How many lines in the data below contain the word "avatar"? State only the number.

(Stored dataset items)
━━━━━━━━
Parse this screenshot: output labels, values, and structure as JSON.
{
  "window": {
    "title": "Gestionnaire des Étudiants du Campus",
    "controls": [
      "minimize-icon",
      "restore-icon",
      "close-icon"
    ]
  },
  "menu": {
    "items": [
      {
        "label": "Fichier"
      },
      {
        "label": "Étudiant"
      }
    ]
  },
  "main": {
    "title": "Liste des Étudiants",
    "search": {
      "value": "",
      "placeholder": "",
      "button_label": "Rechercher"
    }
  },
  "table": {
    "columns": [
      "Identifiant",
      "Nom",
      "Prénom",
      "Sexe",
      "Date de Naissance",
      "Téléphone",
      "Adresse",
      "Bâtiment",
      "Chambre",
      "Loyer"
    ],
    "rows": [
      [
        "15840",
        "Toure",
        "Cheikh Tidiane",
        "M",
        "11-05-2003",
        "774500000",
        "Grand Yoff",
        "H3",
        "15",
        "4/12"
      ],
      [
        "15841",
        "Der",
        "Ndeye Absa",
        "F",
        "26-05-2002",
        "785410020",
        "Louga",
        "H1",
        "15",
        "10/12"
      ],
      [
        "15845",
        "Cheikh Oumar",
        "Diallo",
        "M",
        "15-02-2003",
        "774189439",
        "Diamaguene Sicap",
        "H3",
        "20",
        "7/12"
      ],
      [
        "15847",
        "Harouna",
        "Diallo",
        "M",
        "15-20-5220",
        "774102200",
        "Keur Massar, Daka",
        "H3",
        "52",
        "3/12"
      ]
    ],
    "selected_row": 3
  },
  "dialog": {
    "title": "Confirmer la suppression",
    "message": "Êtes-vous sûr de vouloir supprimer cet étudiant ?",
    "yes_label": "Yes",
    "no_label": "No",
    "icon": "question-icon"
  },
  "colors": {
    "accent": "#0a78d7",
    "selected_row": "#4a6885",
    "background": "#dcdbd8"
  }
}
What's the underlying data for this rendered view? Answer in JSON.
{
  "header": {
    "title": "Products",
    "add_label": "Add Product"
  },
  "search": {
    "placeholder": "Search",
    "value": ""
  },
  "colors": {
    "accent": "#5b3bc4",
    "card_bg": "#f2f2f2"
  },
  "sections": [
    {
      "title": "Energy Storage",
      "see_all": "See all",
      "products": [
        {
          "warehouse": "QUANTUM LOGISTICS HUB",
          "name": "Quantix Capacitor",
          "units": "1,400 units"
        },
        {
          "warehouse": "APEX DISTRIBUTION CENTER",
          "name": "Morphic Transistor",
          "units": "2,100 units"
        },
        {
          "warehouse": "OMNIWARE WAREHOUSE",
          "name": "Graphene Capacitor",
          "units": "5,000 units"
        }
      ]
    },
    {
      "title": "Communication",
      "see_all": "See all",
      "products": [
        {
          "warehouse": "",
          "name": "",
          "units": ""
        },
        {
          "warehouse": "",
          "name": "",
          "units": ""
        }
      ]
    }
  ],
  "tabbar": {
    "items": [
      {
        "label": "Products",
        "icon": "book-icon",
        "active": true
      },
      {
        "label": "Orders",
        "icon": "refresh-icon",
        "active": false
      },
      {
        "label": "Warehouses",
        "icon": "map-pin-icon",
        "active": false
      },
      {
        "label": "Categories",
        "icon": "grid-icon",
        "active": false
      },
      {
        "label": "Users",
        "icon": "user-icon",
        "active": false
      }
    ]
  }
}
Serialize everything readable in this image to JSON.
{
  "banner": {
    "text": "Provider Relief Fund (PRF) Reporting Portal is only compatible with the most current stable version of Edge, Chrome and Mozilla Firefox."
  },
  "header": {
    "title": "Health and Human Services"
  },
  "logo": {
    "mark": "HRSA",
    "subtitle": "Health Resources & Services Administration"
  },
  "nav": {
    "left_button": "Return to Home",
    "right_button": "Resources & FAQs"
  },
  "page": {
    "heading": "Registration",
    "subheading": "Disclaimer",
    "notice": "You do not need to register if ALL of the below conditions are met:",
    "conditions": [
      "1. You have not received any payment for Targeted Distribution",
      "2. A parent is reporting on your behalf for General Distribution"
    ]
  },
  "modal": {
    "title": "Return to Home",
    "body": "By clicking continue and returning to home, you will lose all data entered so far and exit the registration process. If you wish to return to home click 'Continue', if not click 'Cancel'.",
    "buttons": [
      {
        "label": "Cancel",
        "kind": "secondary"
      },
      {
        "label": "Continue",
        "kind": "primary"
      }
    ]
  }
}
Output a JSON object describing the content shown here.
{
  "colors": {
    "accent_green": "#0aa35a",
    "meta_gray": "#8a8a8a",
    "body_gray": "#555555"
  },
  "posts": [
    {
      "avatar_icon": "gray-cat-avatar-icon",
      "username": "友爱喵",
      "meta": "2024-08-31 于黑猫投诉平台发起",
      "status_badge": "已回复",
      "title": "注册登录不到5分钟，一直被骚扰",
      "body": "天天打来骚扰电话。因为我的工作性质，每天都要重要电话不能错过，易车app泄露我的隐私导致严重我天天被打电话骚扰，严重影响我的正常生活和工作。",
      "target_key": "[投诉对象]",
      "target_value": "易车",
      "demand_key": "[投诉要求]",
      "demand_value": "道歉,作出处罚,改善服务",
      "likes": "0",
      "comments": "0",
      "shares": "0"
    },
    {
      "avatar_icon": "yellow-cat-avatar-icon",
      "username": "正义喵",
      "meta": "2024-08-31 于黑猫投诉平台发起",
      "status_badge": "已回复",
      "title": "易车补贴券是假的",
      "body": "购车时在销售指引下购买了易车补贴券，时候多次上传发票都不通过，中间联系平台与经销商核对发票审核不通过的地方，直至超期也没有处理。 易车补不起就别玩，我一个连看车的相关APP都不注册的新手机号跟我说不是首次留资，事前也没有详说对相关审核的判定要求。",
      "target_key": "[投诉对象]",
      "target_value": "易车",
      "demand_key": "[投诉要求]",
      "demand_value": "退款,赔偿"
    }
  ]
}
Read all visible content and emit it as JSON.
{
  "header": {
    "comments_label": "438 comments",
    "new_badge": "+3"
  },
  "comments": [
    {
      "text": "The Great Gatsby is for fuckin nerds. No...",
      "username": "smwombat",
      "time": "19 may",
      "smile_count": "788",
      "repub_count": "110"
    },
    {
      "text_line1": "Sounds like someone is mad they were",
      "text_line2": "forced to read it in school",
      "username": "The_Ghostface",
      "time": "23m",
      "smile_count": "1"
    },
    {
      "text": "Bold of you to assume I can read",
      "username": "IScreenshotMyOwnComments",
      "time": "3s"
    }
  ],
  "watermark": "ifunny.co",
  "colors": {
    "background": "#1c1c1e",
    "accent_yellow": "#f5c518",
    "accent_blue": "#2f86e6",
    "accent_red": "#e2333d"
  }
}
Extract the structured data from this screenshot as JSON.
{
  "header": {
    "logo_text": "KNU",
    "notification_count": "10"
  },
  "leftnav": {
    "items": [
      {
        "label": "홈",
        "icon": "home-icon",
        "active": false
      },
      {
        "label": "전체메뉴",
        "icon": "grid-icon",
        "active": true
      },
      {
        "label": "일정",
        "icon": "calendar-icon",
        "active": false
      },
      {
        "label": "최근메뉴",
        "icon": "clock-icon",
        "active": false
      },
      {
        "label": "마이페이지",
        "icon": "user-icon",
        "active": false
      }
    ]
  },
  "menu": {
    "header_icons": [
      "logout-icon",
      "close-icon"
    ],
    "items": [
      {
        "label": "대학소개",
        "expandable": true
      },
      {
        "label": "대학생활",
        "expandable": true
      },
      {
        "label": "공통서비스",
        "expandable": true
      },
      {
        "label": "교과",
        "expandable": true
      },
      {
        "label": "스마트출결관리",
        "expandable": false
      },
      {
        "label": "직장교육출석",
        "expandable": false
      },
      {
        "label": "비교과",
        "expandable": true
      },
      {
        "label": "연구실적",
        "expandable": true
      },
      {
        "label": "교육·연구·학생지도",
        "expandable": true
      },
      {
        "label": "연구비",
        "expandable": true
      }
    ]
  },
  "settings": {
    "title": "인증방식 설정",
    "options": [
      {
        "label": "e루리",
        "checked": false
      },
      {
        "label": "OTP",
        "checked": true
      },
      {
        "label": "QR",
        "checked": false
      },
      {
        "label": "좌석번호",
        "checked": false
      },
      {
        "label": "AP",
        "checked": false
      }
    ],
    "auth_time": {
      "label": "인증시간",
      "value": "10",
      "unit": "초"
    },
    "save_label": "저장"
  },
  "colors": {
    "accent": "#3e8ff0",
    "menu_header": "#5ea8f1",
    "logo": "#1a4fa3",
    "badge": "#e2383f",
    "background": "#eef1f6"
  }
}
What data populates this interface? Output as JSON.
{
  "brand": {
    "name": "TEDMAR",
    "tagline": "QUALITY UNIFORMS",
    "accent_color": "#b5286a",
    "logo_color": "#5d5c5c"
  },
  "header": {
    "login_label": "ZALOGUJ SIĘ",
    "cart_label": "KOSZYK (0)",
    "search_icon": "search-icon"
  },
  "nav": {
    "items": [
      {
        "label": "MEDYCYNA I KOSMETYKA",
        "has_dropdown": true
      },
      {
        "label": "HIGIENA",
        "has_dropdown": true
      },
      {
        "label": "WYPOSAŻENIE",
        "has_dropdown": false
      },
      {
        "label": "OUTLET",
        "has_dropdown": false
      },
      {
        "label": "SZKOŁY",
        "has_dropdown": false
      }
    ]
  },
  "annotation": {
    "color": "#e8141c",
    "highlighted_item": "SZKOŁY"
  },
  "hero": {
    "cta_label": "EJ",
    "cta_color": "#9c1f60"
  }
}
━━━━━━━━
SOLUTION TO THIS TASK:
2